Democrats want to pay for Mr.Biden’s $4-T package over the next 10 yrs by hiking taxes on the ultra-wealthy and corporations.
Republicans say any tax increase is a “red line” they will not cross.
Here is what the plan, which Congress must approve, currently includes the following
The plan calls for spending $2.3-T on Mr. Biden’s version of infrastructure and jobs plus another $1.8-T on families and education.
To Republicans, infrastructure means roads, bridges and construction projects.
Democrats want to expand the definition to include broadband internet for farmers, electric vehicles and cleaning up pollution in low-income neighborhoods.
There is even less Republican support for the trillions of dollars Democrats want to spend on families to reduce child poverty and help adults find jobs in a changing economy.
Mr. Biden proposes to raise income tax rates for the Top 1% of earners, those making over $500,000 a year. The Top rate would rise to 39.6%, undoing a cut to 37% approved under the Trump administration.
The Biden administration has demonstrated flexibility in an effort to reach across the aisle.
On Thursday, 3 June, Mr. Biden floated a 15% minimum tax for corporations in an effort to recruit Republicans skeptical of the proposed 28% corporate tax rate.
The Biden administration is also proposing to roughly double the tax rate on capital gains. Capital gains taxes are triggered when the owner of an asset, be it a stock or a piece of real estate, decides to sell. Tax is paid on any “gain” or profit, subject to some popular exclusions like part of the profit from selling a primary residence.
The proposal is among several ideas that could slow the concentration of wealth in the United States. The proposal would bring capital gains taxes to their highest level in modern times and well above the 35% peak of the 1970’s.

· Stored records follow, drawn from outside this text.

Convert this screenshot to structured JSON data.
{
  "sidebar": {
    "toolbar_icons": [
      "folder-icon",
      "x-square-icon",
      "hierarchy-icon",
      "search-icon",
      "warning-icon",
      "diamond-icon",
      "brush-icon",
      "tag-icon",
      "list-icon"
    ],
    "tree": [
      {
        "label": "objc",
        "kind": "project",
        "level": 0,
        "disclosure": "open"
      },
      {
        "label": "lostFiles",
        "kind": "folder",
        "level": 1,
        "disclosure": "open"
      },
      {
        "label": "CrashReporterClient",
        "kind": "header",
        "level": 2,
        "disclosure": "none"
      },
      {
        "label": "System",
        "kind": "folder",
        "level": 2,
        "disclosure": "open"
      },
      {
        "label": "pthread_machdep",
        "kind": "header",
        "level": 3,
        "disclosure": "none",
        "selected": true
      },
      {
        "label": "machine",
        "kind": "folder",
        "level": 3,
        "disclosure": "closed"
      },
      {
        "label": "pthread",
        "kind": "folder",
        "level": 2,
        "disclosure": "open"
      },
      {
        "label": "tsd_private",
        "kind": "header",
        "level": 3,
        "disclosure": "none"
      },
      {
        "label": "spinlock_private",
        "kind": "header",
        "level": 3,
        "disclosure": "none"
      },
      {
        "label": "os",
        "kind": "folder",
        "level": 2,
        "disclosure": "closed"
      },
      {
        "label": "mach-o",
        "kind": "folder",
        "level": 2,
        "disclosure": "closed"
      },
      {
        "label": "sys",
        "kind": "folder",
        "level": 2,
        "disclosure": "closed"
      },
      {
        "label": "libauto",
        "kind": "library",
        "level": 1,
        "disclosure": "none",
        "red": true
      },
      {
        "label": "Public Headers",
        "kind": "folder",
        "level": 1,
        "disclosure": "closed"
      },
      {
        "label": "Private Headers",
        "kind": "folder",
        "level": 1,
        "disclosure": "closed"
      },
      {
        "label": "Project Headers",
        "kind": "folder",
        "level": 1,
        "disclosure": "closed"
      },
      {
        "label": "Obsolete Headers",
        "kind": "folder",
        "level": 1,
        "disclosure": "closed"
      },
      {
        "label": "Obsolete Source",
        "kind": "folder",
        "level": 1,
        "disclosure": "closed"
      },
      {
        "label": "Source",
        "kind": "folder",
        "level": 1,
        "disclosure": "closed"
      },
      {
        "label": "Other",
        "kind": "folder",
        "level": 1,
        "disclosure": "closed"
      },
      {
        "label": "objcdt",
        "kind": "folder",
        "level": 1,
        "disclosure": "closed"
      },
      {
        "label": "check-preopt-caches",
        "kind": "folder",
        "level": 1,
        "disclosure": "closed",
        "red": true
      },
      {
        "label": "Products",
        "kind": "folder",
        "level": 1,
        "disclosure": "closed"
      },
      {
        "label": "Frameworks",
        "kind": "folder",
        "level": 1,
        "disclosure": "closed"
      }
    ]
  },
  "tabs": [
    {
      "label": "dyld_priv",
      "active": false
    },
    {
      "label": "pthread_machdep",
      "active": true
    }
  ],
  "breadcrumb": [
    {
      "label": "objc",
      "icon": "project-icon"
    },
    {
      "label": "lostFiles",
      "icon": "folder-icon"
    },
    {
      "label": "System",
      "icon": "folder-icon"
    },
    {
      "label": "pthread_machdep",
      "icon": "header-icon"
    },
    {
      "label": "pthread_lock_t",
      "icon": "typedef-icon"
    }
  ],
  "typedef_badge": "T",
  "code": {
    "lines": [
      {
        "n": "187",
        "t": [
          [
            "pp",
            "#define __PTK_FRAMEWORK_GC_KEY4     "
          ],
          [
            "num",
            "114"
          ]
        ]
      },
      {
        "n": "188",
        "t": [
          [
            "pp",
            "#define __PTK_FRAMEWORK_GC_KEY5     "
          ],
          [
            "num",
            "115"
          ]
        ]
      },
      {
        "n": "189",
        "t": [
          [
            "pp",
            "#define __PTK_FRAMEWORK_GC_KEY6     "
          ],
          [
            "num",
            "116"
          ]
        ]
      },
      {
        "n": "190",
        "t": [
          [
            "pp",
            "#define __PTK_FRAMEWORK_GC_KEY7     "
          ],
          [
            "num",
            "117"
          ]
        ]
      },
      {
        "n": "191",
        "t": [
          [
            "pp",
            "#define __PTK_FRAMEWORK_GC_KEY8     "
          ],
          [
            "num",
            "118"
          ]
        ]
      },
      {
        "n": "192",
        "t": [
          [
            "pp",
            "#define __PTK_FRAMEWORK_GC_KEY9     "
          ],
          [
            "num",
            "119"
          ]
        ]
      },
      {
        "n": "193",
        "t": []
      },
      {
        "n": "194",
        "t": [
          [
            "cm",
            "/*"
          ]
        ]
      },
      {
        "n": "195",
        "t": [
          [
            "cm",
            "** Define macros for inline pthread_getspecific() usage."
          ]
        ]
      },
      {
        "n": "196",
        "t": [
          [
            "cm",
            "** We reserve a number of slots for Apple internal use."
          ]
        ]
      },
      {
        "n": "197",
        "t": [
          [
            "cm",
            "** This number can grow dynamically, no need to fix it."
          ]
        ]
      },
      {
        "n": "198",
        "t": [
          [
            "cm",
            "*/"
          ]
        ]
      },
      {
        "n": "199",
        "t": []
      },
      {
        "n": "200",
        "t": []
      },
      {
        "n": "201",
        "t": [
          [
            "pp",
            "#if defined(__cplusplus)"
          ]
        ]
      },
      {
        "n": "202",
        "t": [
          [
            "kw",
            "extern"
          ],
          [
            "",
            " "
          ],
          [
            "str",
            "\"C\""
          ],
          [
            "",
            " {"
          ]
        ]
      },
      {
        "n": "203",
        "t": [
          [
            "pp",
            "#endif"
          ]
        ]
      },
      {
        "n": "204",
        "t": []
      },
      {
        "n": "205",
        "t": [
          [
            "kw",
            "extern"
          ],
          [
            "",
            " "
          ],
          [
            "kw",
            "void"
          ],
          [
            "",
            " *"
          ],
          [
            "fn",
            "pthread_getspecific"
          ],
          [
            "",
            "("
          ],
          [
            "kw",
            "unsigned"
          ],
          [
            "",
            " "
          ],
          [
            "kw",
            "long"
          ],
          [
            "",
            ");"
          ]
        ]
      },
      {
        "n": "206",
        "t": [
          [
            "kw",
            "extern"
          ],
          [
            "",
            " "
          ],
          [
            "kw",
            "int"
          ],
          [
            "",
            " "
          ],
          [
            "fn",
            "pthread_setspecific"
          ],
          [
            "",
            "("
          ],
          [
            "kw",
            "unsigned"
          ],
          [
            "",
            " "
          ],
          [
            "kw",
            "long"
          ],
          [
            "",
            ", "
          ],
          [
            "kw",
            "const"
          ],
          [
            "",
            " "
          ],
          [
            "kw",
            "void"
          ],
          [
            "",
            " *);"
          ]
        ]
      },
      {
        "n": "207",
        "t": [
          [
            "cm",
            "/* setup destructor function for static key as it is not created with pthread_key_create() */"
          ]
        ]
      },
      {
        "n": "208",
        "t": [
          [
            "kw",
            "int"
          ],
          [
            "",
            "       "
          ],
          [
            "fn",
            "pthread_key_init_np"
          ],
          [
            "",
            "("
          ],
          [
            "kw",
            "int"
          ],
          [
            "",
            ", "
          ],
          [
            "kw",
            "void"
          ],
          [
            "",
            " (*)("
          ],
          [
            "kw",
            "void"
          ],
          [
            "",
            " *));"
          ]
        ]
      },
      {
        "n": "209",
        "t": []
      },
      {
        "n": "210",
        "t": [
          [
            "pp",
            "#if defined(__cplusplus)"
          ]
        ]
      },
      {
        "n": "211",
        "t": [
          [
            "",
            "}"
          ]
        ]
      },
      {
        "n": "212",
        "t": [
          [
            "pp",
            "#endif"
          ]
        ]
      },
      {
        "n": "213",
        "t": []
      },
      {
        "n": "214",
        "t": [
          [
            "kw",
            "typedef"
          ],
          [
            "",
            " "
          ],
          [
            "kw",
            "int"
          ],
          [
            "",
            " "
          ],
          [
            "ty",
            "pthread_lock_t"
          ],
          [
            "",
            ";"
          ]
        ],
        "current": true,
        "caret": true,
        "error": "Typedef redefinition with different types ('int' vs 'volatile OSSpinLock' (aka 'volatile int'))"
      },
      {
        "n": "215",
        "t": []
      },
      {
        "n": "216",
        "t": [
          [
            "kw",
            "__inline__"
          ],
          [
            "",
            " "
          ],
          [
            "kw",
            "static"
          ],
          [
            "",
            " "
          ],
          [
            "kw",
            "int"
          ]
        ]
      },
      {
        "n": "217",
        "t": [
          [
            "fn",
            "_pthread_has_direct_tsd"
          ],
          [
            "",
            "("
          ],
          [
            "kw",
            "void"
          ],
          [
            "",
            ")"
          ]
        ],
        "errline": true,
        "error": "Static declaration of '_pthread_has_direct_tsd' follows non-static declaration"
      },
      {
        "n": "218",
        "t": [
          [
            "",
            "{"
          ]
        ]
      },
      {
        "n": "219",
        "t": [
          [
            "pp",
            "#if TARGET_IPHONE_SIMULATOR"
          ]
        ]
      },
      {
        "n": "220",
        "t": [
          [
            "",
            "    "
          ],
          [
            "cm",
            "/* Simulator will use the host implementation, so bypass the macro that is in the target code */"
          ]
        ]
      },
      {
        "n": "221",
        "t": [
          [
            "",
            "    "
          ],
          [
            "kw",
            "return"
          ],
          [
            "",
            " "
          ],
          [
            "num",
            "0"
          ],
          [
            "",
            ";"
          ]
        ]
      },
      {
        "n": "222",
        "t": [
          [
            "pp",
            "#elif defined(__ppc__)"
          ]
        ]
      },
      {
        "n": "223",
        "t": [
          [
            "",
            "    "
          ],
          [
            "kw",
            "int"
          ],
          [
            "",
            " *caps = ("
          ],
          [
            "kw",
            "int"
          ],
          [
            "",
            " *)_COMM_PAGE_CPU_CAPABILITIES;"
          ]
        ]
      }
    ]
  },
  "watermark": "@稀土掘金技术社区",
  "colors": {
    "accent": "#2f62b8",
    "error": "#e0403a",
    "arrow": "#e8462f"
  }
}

The top US marginal income tax rate is not on the low end of the range of industrialized countries, but it is lower than in many of them, particularly those in Europe.
Thursday benchmark US stock market indexes finished at:
DJIA -23.34 to 34577.04, NAS Comp -141.82 to 13614.53, S&P 500 -15.27 to 4192.85
Volume: Trade on the NYSE came in at 1.04-B/shares exchanged.
- Russell 2000 +15.4% YTD
- DIA +13.0% YTD
- S&P 500 +11.6% YTD
- NAS Comp +5.6% YTD
HeffXLTN’s overall technical outlook for the Major US stock market indexes is overall Bullish with a Very Bullish bias in here.
Looking Ahead: Investors will receive May Nonfarm Payrolls (NFPs), Nonfarm Private Payrolls, Average Hourly Earnings, Unemployment Rate, and Average Workweek will be reported tomorrow at 8:30a EDT, followed by April Factory Orders Friday
Have a healthy day Keep the Faith!